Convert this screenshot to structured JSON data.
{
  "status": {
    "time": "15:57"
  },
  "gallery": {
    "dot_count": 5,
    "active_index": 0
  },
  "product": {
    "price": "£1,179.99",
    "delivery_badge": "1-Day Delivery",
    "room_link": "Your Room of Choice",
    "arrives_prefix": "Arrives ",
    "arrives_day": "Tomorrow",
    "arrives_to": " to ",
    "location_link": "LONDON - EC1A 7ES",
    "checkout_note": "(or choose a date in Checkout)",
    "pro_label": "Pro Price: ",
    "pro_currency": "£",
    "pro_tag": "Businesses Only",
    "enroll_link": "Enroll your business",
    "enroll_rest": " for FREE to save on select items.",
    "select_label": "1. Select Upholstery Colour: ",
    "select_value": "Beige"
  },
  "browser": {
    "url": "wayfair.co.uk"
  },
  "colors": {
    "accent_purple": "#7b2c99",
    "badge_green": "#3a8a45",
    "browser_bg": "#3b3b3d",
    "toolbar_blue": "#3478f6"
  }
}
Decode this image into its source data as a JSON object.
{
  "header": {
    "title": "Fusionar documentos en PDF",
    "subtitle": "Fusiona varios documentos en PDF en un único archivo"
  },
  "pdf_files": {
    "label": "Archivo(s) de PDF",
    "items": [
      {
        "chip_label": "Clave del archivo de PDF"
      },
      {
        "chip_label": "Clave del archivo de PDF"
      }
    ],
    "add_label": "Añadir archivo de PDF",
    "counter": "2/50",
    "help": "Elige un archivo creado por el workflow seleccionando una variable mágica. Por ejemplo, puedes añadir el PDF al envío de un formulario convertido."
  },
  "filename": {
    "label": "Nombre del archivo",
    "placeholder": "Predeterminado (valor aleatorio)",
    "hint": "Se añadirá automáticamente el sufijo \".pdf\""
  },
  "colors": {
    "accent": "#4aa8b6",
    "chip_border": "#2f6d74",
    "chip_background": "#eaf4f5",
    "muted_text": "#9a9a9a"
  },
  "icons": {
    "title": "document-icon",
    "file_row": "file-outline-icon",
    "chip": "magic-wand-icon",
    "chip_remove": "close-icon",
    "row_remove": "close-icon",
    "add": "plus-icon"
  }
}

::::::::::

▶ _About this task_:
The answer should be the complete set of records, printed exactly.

▶ _Task output_:
Convert this screenshot to structured JSON data.
{
  "status": {
    "time": "15:57"
  },
  "gallery": {
    "dot_count": 5,
    "active_index": 0
  },
  "product": {
    "price": "£1,179.99",
    "delivery_badge": "1-Day Delivery",
    "room_link": "Your Room of Choice",
    "arrives_prefix": "Arrives ",
    "arrives_day": "Tomorrow",
    "arrives_to": " to ",
    "location_link": "LONDON - EC1A 7ES",
    "checkout_note": "(or choose a date in Checkout)",
    "pro_label": "Pro Price: ",
    "pro_currency": "£",
    "pro_tag": "Businesses Only",
    "enroll_link": "Enroll your business",
    "enroll_rest": " for FREE to save on select items.",
    "select_label": "1. Select Upholstery Colour: ",
    "select_value": "Beige"
  },
  "browser": {
    "url": "wayfair.co.uk"
  },
  "colors": {
    "accent_purple": "#7b2c99",
    "badge_green": "#3a8a45",
    "browser_bg": "#3b3b3d",
    "toolbar_blue": "#3478f6"
  }
}
Decode this image into its source data as a JSON object.
{
  "header": {
    "title": "Fusionar documentos en PDF",
    "subtitle": "Fusiona varios documentos en PDF en un único archivo"
  },
  "pdf_files": {
    "label": "Archivo(s) de PDF",
    "items": [
      {
        "chip_label": "Clave del archivo de PDF"
      },
      {
        "chip_label": "Clave del archivo de PDF"
      }
    ],
    "add_label": "Añadir archivo de PDF",
    "counter": "2/50",
    "help": "Elige un archivo creado por el workflow seleccionando una variable mágica. Por ejemplo, puedes añadir el PDF al envío de un formulario convertido."
  },
  "filename": {
    "label": "Nombre del archivo",
    "placeholder": "Predeterminado (valor aleatorio)",
    "hint": "Se añadirá automáticamente el sufijo \".pdf\""
  },
  "colors": {
    "accent": "#4aa8b6",
    "chip_border": "#2f6d74",
    "chip_background": "#eaf4f5",
    "muted_text": "#9a9a9a"
  },
  "icons": {
    "title": "document-icon",
    "file_row": "file-outline-icon",
    "chip": "magic-wand-icon",
    "chip_remove": "close-icon",
    "row_remove": "close-icon",
    "add": "plus-icon"
  }
}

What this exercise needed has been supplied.